Doing a hundred posts on Lafayette Square will require work, but the first one almost writes itself. We could go back to 1836, when the St Louis Commons was set aside as an area for the public to graze livestock. Or 1851, when the 30 acres of Lafayette Park were formalized. Maybe 1896, when the whole place was upended by a definitive cyclone, or 1923, when zoning laws changed to allow commercial development in this residential area
But this is supposed to be easy, and so It is. Let’s go with 1949.
John Albury Bryan is not only recognized as the “Dean, History and Preservation of Architecture in the Midwest”¹, but the founding father of the rebirth of Lafayette Square, this oddly and almost magically historical place you see today. He was the prophet, the cheerleader, and the driver behind the Square’s preservation.
Think about this… if you want a great view of Forest Park, you could move to about the 12th floor of a high-rise condo on Skinker. Bryan saw long ago that such a building would distort and ruin the scale of the neighborhood, and worked to prevent it, along with any development which might disrupt the harmony he saw in the entire neighborhood. He saw past immediate arguments for convenience or modernization, toward his inherent ideal of preservation.
Philip Cotton, a noted architectural historian and associate, wrote of Bryan;
(He was) “the pioneer preservationist in Lafayette Square, long before historic preservation became acceptable, much less fashionable”. ²

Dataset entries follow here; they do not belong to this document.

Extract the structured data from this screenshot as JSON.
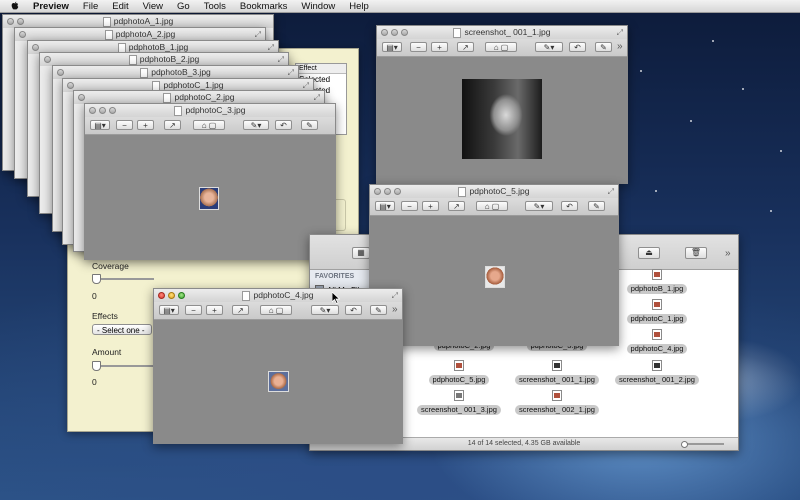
{
  "menubar": {
    "app": "Preview",
    "items": [
      "File",
      "Edit",
      "View",
      "Go",
      "Tools",
      "Bookmarks",
      "Window",
      "Help"
    ]
  },
  "stack_windows": [
    "pdphotoA_1.jpg",
    "pdphotoA_2.jpg",
    "pdphotoB_1.jpg",
    "pdphotoB_2.jpg",
    "pdphotoB_3.jpg",
    "pdphotoC_1.jpg",
    "pdphotoC_2.jpg",
    "pdphotoC_3.jpg"
  ],
  "win_screenshot": {
    "title": "screenshot_ 001_1.jpg"
  },
  "win_c5": {
    "title": "pdphotoC_5.jpg"
  },
  "win_c4": {
    "title": "pdphotoC_4.jpg"
  },
  "toolbar": {
    "more": "»"
  },
  "effect_list": {
    "header": "Effect",
    "rows": [
      "Selected",
      "Selected",
      "ed"
    ]
  },
  "panel": {
    "coverage_label": "Coverage",
    "coverage_value": "0",
    "effects_label": "Effects",
    "effects_select": "- Select one -",
    "amount_label": "Amount",
    "amount_value": "0"
  },
  "finder": {
    "sidebar_header": "FAVORITES",
    "sidebar_item": "All My Files",
    "files": [
      "pdphotoB_1.jpg",
      "pdphotoC_1.jpg",
      "pdphotoC_4.jpg",
      "pdphotoC_2.jpg",
      "pdphotoC_3.jpg",
      "pdphotoC_5.jpg",
      "screenshot_ 001_1.jpg",
      "screenshot_ 001_2.jpg",
      "screenshot_ 001_3.jpg",
      "screenshot_ 002_1.jpg"
    ],
    "status": "14 of 14 selected, 4.35 GB available",
    "more": "»"
  }
}
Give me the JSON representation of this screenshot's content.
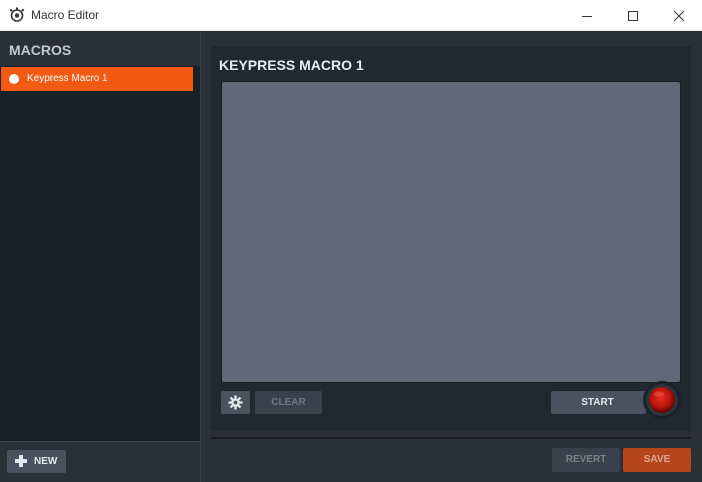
{
  "window": {
    "title": "Macro Editor"
  },
  "sidebar": {
    "title": "MACROS",
    "items": [
      {
        "label": "Keypress Macro 1",
        "selected": true
      }
    ],
    "new_label": "NEW"
  },
  "main": {
    "title": "KEYPRESS MACRO 1",
    "clear_label": "CLEAR",
    "start_label": "START"
  },
  "footer": {
    "revert_label": "REVERT",
    "save_label": "SAVE"
  },
  "colors": {
    "accent": "#f15a12",
    "save": "#b5461c",
    "record": "#c41a10"
  },
  "icons": [
    "app-icon",
    "minimize-icon",
    "maximize-icon",
    "close-icon",
    "plus-icon",
    "gear-icon",
    "record-icon"
  ]
}
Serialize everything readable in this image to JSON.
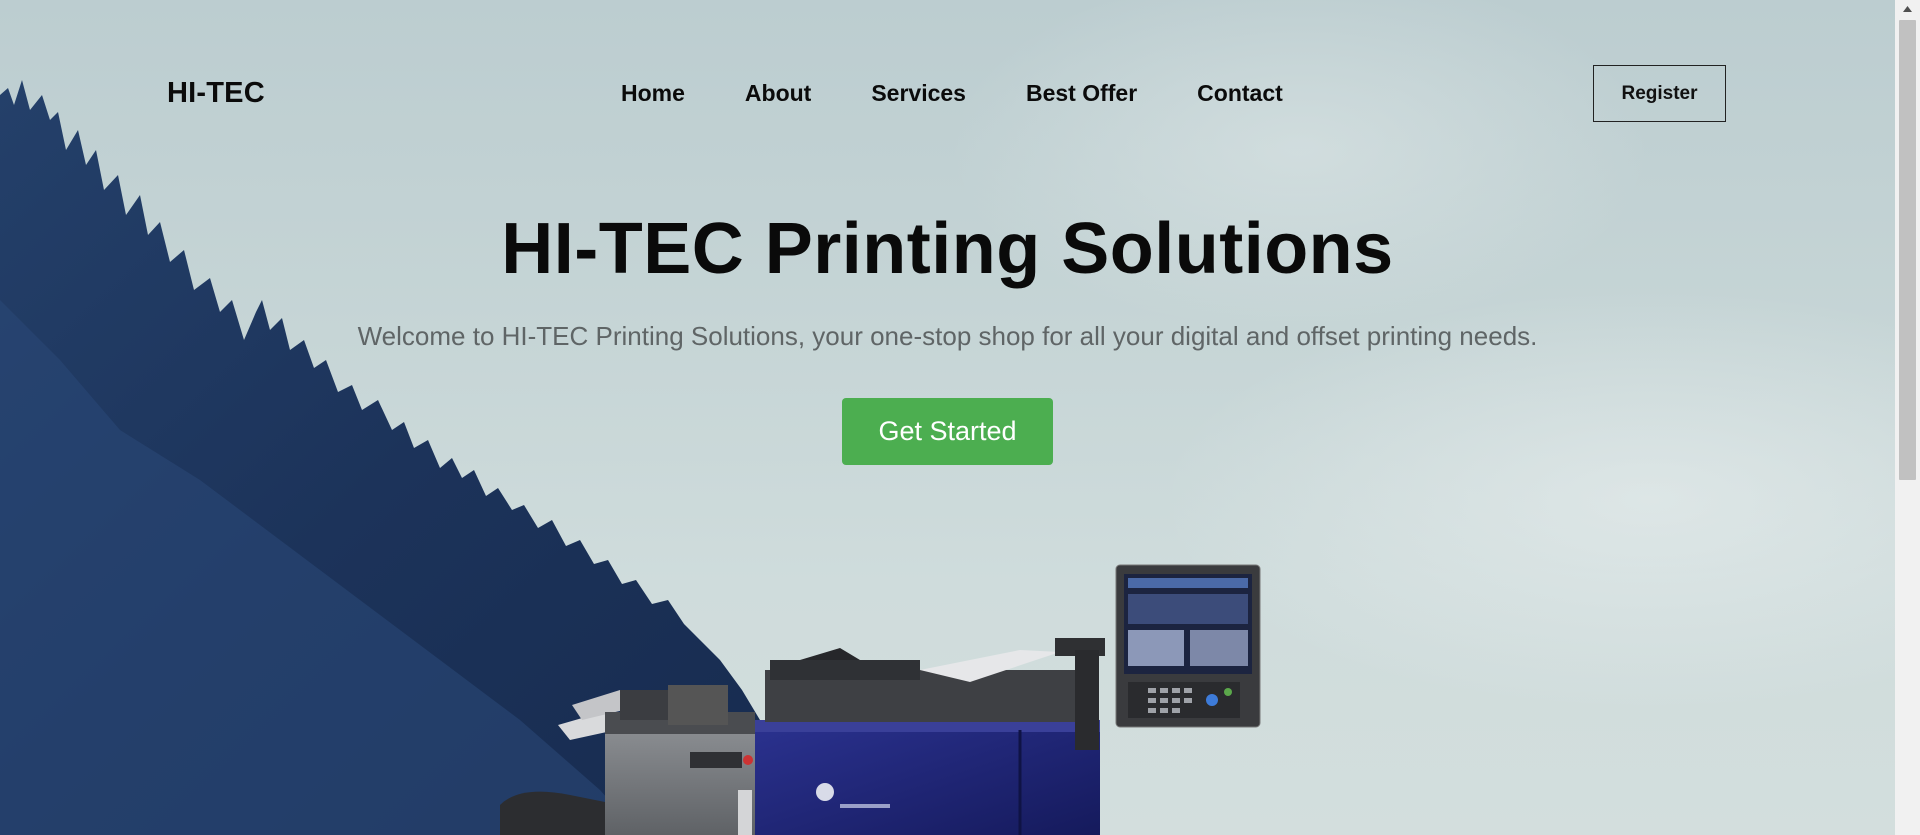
{
  "nav": {
    "brand": "HI-TEC",
    "links": [
      "Home",
      "About",
      "Services",
      "Best Offer",
      "Contact"
    ],
    "register_label": "Register"
  },
  "hero": {
    "title": "HI-TEC Printing Solutions",
    "subtitle": "Welcome to HI-TEC Printing Solutions, your one-stop shop for all your digital and offset printing needs.",
    "cta_label": "Get Started"
  },
  "colors": {
    "cta_background": "#4cae50",
    "forest": "#1b3155",
    "sky": "#c6d5d6"
  },
  "icons": {
    "printer": "printer-image",
    "scroll_up": "chevron-up-icon"
  }
}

He had serious chops, which gave his opinions serious weight. He joined the St Louis Architecture Club and attended Columbia University School of Architecture way back in 1915. In 1928, he wrote Missouri’s Contribution To American Architecture, a reference still used today. Chair of the St Louis Historical Buildings Committee for many years, he was a working architect as well, designing several high-end homes. In 1936, he joined the National Park Service as Research Architect, and studied the buildings which would be torn down for the Jefferson Expansion Park (aka Gateway Arch). He helped restore the old courthouse, Campbell House, the Truman birthplace, and Tower Grove, the mansion of Henry Shaw.
Along the way, in 1949, John Albury Bryan moved to 21 Benton Place, and began selling others on the potential appeal of an area so badly neglected that it was referred to on city government maps as “Slum D”.
Below is an article he wrote in 1955 for Construction Record of St Louis:
In 1962, Bryan wrote and self-published Lafayette Square – The Most Significant Old Neighborhood In St Louis. At the conclusion of the second edition, in 1969, he noted:
His message did not go unheeded. “A handful of young couples, fired by their own imaginations and intrigued at the prospect of picking up a home for a thousand dollars, moved into the area. With passion and brawn they tore their houses apart and began the long, laborious task of putting them together again. Many of the structures were mere shells. Others bore scars inflicted by innumerable tenants. One new owner had to cart away tons of junk, including 13 stoves and as many refrigerators.”³.
Which really leads us into all the stories of the young pioneers who followed Bryan’s call. The stories are many and terrific – hope, chance, frustration, obstruction, perseverance, grief and joy. But it all really starts with Bryan.
(1) Pickens, B.L., Missouri Historic Preservation Conference; 1968
(2) Lafayette Square: St Louis; Philip Cotton, Jr; Reedy Press: 2007
(3) Victorian Sampler Magazine; Mary Hagar; Summer 1990